Are Icelandic chickens good at flying?
While most chickens aren’t technically good flyers, the Icelandic chicken can fly. It’s part of their survival instinct.
How well do Icelandic chickens handle heat?
These chickens are cold, hardy, so with general care, they can handle the cold very well. Thankfully, they can also handle a host of other temperature ranges very well, meaning they can deal with heat just as well as with cold. Provide shade protection from the sun and plenty of fresh water during hot times.
The Breed to Raise
Because they are somewhat self-sufficient and low maintenance, they are easy to raise, even as a commercial chicken. If you have some land, this may be a good chicken to raise.
Another excellent trait of this chicken breed is its adaptability. It’s renowned for its hardiness and ability to withstand extremely cold temperatures. These chickens and roosters are cold-hardy and very adaptable. The hens are good mothers that take excellent care of Icelandic chicks and produce a good number of eggs from a rather young age.

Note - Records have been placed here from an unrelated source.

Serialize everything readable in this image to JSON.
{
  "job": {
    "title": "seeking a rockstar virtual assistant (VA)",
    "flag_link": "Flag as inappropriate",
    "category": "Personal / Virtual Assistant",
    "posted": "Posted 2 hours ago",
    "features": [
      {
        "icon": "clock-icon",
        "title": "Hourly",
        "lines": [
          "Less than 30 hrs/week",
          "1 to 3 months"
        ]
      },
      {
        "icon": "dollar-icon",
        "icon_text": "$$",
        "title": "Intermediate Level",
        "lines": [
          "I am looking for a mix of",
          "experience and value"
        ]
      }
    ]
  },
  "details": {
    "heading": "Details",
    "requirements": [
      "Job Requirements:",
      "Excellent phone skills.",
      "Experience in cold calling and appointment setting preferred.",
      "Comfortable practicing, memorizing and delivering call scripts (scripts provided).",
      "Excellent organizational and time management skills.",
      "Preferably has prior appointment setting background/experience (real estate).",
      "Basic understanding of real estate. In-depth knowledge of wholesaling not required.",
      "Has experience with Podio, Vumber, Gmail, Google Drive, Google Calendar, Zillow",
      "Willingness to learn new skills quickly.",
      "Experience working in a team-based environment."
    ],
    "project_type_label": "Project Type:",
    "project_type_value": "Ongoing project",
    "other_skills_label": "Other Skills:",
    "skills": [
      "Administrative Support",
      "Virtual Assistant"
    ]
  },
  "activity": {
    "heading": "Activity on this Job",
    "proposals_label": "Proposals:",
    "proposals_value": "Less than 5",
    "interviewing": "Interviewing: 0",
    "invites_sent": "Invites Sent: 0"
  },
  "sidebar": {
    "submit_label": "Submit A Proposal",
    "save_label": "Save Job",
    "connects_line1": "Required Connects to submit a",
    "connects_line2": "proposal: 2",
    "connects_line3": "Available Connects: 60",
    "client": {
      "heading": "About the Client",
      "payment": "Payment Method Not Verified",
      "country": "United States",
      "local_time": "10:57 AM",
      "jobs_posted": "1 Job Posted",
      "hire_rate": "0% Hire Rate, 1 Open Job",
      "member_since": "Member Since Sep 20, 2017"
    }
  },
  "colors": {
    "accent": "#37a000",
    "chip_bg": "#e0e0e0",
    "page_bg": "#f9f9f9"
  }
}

Even though they aren’t very big, they still produce a reasonable amount of meat. Being friendly and having an easy-going temperament makes them perfect for people who are just starting out raising chickens and want a breed that’s easy to manage.